Work task: The expected answer is the complete listing, reproduced character for character.

[[ Exercise inputs open ]]

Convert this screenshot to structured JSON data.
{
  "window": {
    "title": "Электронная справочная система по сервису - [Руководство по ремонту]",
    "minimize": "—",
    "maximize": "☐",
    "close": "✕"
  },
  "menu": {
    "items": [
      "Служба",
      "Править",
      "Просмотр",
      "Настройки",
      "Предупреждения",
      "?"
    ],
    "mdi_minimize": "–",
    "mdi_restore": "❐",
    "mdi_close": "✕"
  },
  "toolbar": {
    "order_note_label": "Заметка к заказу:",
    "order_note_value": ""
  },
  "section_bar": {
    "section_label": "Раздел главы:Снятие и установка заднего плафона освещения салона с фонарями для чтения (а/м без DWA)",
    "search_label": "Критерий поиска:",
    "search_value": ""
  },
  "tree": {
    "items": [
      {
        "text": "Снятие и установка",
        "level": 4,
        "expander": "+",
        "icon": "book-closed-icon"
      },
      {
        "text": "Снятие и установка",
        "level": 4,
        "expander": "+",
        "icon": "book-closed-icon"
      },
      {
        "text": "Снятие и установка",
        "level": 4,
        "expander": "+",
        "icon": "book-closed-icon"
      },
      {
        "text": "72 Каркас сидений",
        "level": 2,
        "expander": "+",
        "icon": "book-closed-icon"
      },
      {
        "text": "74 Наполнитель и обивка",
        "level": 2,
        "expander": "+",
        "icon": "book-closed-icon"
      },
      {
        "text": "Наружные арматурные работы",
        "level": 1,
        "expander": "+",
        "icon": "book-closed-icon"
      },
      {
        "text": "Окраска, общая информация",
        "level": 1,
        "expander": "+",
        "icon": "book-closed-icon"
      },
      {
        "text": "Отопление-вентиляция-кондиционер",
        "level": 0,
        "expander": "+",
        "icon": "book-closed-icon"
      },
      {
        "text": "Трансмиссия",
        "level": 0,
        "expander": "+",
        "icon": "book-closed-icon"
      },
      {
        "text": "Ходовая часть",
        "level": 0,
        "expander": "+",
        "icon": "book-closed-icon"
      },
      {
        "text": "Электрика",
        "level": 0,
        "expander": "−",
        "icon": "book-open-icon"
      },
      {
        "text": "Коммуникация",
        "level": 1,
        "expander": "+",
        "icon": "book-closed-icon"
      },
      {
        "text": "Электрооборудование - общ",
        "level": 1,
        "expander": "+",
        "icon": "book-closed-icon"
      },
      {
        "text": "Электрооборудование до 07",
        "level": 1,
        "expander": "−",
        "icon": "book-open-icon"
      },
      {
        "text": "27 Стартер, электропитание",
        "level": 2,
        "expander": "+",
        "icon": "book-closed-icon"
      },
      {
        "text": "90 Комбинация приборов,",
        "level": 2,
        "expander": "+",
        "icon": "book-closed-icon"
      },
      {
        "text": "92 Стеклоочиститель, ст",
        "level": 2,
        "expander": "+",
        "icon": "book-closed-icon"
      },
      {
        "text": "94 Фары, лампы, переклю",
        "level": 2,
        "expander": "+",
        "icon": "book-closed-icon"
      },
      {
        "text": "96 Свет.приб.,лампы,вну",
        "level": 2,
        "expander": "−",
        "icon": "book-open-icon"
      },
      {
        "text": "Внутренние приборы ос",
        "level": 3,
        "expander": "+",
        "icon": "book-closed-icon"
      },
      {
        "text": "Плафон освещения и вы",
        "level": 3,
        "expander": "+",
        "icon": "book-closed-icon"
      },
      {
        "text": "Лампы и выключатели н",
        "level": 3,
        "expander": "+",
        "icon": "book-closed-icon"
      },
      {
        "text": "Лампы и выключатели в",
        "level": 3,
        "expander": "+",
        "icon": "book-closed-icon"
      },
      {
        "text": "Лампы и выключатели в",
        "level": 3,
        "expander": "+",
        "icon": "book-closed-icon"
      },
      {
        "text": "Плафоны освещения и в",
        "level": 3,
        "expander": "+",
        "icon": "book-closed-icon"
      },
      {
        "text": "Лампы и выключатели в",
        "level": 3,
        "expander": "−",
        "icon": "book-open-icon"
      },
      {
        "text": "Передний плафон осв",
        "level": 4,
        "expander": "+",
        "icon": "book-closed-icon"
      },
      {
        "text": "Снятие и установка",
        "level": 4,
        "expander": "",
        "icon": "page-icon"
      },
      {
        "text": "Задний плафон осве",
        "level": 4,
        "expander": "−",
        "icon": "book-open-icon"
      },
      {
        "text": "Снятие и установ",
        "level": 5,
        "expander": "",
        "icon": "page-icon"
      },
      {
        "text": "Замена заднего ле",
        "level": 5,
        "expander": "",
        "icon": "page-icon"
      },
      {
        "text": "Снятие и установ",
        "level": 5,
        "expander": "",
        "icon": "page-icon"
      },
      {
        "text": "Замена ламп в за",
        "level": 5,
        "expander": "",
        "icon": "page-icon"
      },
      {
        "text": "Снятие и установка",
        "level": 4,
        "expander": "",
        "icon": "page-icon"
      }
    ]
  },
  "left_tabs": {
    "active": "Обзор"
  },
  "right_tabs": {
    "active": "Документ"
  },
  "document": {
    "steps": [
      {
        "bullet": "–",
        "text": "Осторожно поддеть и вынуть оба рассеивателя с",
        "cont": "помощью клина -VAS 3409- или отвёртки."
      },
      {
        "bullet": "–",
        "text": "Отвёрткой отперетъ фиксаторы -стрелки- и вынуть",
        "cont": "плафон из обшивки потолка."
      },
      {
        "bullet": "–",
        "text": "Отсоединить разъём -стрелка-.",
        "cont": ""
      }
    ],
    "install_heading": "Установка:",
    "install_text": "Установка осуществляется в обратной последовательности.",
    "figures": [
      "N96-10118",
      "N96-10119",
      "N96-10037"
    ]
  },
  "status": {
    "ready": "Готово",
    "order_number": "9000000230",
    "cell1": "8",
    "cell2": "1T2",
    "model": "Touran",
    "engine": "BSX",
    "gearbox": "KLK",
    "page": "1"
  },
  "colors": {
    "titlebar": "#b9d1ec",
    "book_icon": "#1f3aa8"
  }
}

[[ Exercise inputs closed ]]

Exercise solution:
Convert this screenshot to structured JSON data.
{
  "window": {
    "title": "Электронная справочная система по сервису - [Руководство по ремонту]",
    "minimize": "—",
    "maximize": "☐",
    "close": "✕"
  },
  "menu": {
    "items": [
      "Служба",
      "Править",
      "Просмотр",
      "Настройки",
      "Предупреждения",
      "?"
    ],
    "mdi_minimize": "–",
    "mdi_restore": "❐",
    "mdi_close": "✕"
  },
  "toolbar": {
    "order_note_label": "Заметка к заказу:",
    "order_note_value": ""
  },
  "section_bar": {
    "section_label": "Раздел главы:Снятие и установка заднего плафона освещения салона с фонарями для чтения (а/м без DWA)",
    "search_label": "Критерий поиска:",
    "search_value": ""
  },
  "tree": {
    "items": [
      {
        "text": "Снятие и установка",
        "level": 4,
        "expander": "+",
        "icon": "book-closed-icon"
      },
      {
        "text": "Снятие и установка",
        "level": 4,
        "expander": "+",
        "icon": "book-closed-icon"
      },
      {
        "text": "Снятие и установка",
        "level": 4,
        "expander": "+",
        "icon": "book-closed-icon"
      },
      {
        "text": "72 Каркас сидений",
        "level": 2,
        "expander": "+",
        "icon": "book-closed-icon"
      },
      {
        "text": "74 Наполнитель и обивка",
        "level": 2,
        "expander": "+",
        "icon": "book-closed-icon"
      },
      {
        "text": "Наружные арматурные работы",
        "level": 1,
        "expander": "+",
        "icon": "book-closed-icon"
      },
      {
        "text": "Окраска, общая информация",
        "level": 1,
        "expander": "+",
        "icon": "book-closed-icon"
      },
      {
        "text": "Отопление-вентиляция-кондиционер",
        "level": 0,
        "expander": "+",
        "icon": "book-closed-icon"
      },
      {
        "text": "Трансмиссия",
        "level": 0,
        "expander": "+",
        "icon": "book-closed-icon"
      },
      {
        "text": "Ходовая часть",
        "level": 0,
        "expander": "+",
        "icon": "book-closed-icon"
      },
      {
        "text": "Электрика",
        "level": 0,
        "expander": "−",
        "icon": "book-open-icon"
      },
      {
        "text": "Коммуникация",
        "level": 1,
        "expander": "+",
        "icon": "book-closed-icon"
      },
      {
        "text": "Электрооборудование - общ",
        "level": 1,
        "expander": "+",
        "icon": "book-closed-icon"
      },
      {
        "text": "Электрооборудование до 07",
        "level": 1,
        "expander": "−",
        "icon": "book-open-icon"
      },
      {
        "text": "27 Стартер, электропитание",
        "level": 2,
        "expander": "+",
        "icon": "book-closed-icon"
      },
      {
        "text": "90 Комбинация приборов,",
        "level": 2,
        "expander": "+",
        "icon": "book-closed-icon"
      },
      {
        "text": "92 Стеклоочиститель, ст",
        "level": 2,
        "expander": "+",
        "icon": "book-closed-icon"
      },
      {
        "text": "94 Фары, лампы, переклю",
        "level": 2,
        "expander": "+",
        "icon": "book-closed-icon"
      },
      {
        "text": "96 Свет.приб.,лампы,вну",
        "level": 2,
        "expander": "−",
        "icon": "book-open-icon"
      },
      {
        "text": "Внутренние приборы ос",
        "level": 3,
        "expander": "+",
        "icon": "book-closed-icon"
      },
      {
        "text": "Плафон освещения и вы",
        "level": 3,
        "expander": "+",
        "icon": "book-closed-icon"
      },
      {
        "text": "Лампы и выключатели н",
        "level": 3,
        "expander": "+",
        "icon": "book-closed-icon"
      },
      {
        "text": "Лампы и выключатели в",
        "level": 3,
        "expander": "+",
        "icon": "book-closed-icon"
      },
      {
        "text": "Лампы и выключатели в",
        "level": 3,
        "expander": "+",
        "icon": "book-closed-icon"
      },
      {
        "text": "Плафоны освещения и в",
        "level": 3,
        "expander": "+",
        "icon": "book-closed-icon"
      },
      {
        "text": "Лампы и выключатели в",
        "level": 3,
        "expander": "−",
        "icon": "book-open-icon"
      },
      {
        "text": "Передний плафон осв",
        "level": 4,
        "expander": "+",
        "icon": "book-closed-icon"
      },
      {
        "text": "Снятие и установка",
        "level": 4,
        "expander": "",
        "icon": "page-icon"
      },
      {
        "text": "Задний плафон осве",
        "level": 4,
        "expander": "−",
        "icon": "book-open-icon"
      },
      {
        "text": "Снятие и установ",
        "level": 5,
        "expander": "",
        "icon": "page-icon"
      },
      {
        "text": "Замена заднего ле",
        "level": 5,
        "expander": "",
        "icon": "page-icon"
      },
      {
        "text": "Снятие и установ",
        "level": 5,
        "expander": "",
        "icon": "page-icon"
      },
      {
        "text": "Замена ламп в за",
        "level": 5,
        "expander": "",
        "icon": "page-icon"
      },
      {
        "text": "Снятие и установка",
        "level": 4,
        "expander": "",
        "icon": "page-icon"
      }
    ]
  },
  "left_tabs": {
    "active": "Обзор"
  },
  "right_tabs": {
    "active": "Документ"
  },
  "document": {
    "steps": [
      {
        "bullet": "–",
        "text": "Осторожно поддеть и вынуть оба рассеивателя с",
        "cont": "помощью клина -VAS 3409- или отвёртки."
      },
      {
        "bullet": "–",
        "text": "Отвёрткой отперетъ фиксаторы -стрелки- и вынуть",
        "cont": "плафон из обшивки потолка."
      },
      {
        "bullet": "–",
        "text": "Отсоединить разъём -стрелка-.",
        "cont": ""
      }
    ],
    "install_heading": "Установка:",
    "install_text": "Установка осуществляется в обратной последовательности.",
    "figures": [
      "N96-10118",
      "N96-10119",
      "N96-10037"
    ]
  },
  "status": {
    "ready": "Готово",
    "order_number": "9000000230",
    "cell1": "8",
    "cell2": "1T2",
    "model": "Touran",
    "engine": "BSX",
    "gearbox": "KLK",
    "page": "1"
  },
  "colors": {
    "titlebar": "#b9d1ec",
    "book_icon": "#1f3aa8"
  }
}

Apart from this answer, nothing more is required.